Just two years after the limited beta release, SpaceX and its Starlink satellite internet service have accrued more than one million active subscribers. Since November 19, SpaceX has successfully launched more than 3,600 Starlink satellites.
More than 3000 SpaceX satellites are already operational and serving customers from around the globe. Unlike its main competitor, Hughes Network, which has over 1.3 million subscribers in the Americas, Starlink has a far greater international customer base.
The number of subscribers has been growing steadily since March 2022, when Starlink had 250,000 subscribers. In June 2022, Elon Musk, the CEO of SpaceX, reported during an all-hands meeting that SpaceX’s Starlink internet had almost 500,000 users.
Starlink maintained this growth trend and accumulated 250,000 new subscribers per quarter, which translates to about 2,600-2,700 new subscribers per day since June this year. Most subscribers are in Canada, Poland, Australia, and Ukraine, with only half being from the U.S.

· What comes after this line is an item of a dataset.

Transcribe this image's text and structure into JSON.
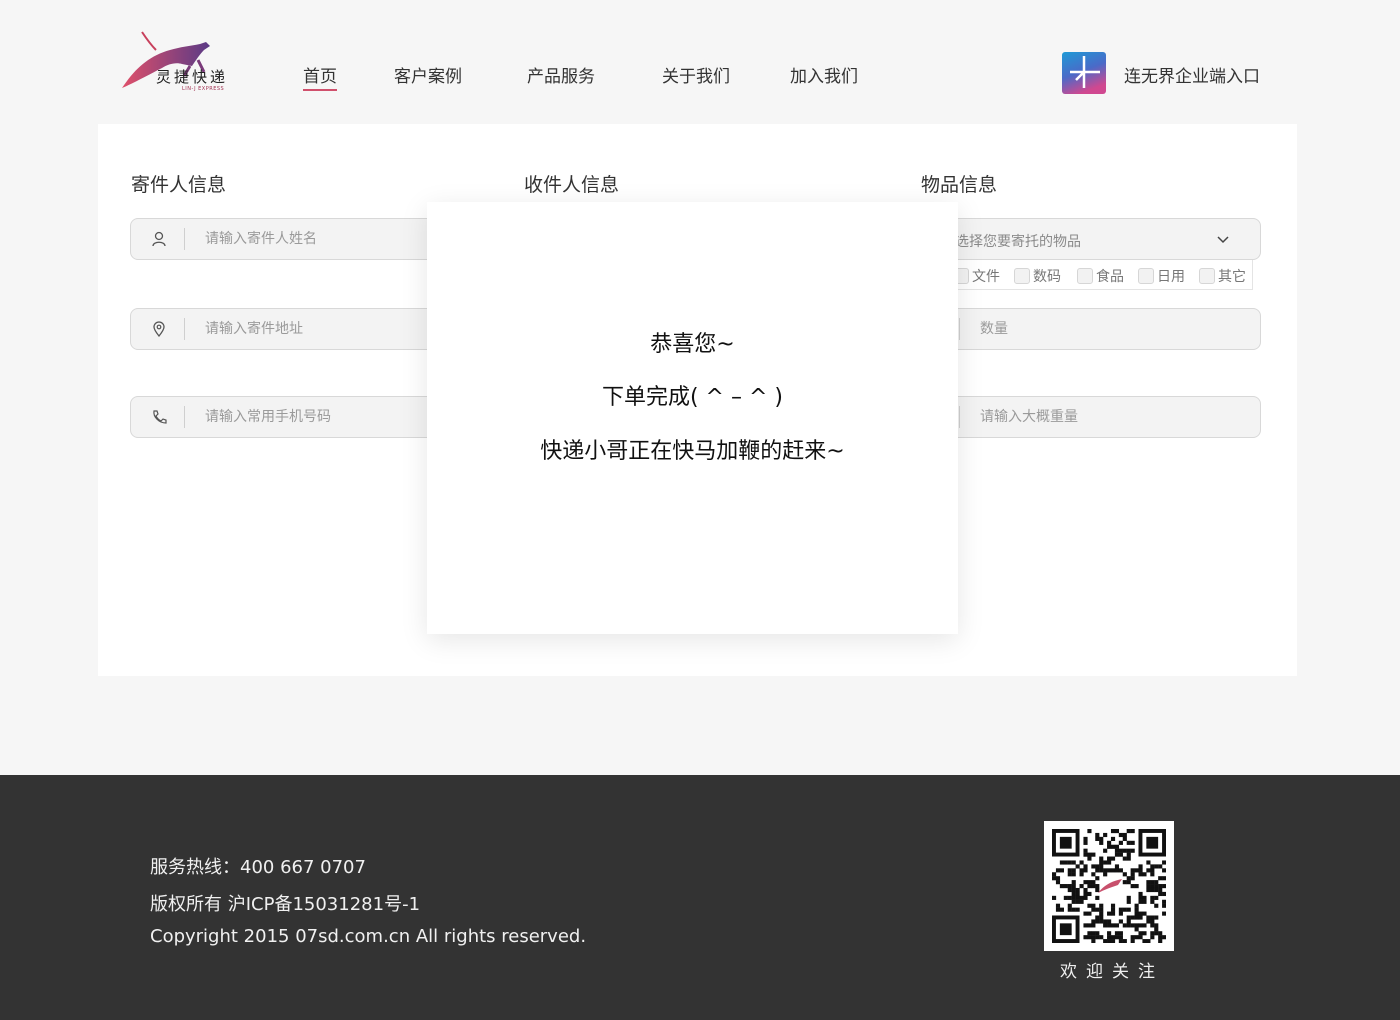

On a grand scale of things, that may not seem like much. Established internet providers boast far more subscribers than that. However, it’s crucial to remember that, in the world of satellite broadband internet, this growth rate is incredible. It’s comparable to decades of growth that satellite internet companies experienced, not to mention that other providers are currently losing subscribers, rather than gaining new ones.
From Musk’s report and broader trends at SpaceX, growth will likely retain its pace over the coming years. He claims that the current flotilla of Starlink satellites is enough to sustain several million subscribers before it begins to struggle with congestion.
Starlink satellites also aren’t location-bound like regular large geostationary satellites, which operate at a much higher altitude, hence Starlink’s unique position to conquer the global satellite market far more efficiently than its competitors. In reality, each individual country’s “painful market entrance process for a new communications provider” is slowing down the expansion of Starlink as a service provider.
The price of the service varies from country to country. Regardless of the local pricing structure, the network is likely raking in more than a billion dollars per year.
“The cost of a subscription varies widely from country to country but Cloudflare indicates that the vast majority of subscribers live in countries where it costs around $100-110 per month and around $600 for a subsidized dish,” according to Teslarati. “Even accounting for SpaceX footing some of the bill for Starlink service in Ukraine, the network is almost certainly already generating more than a billion dollars of revenue per year.”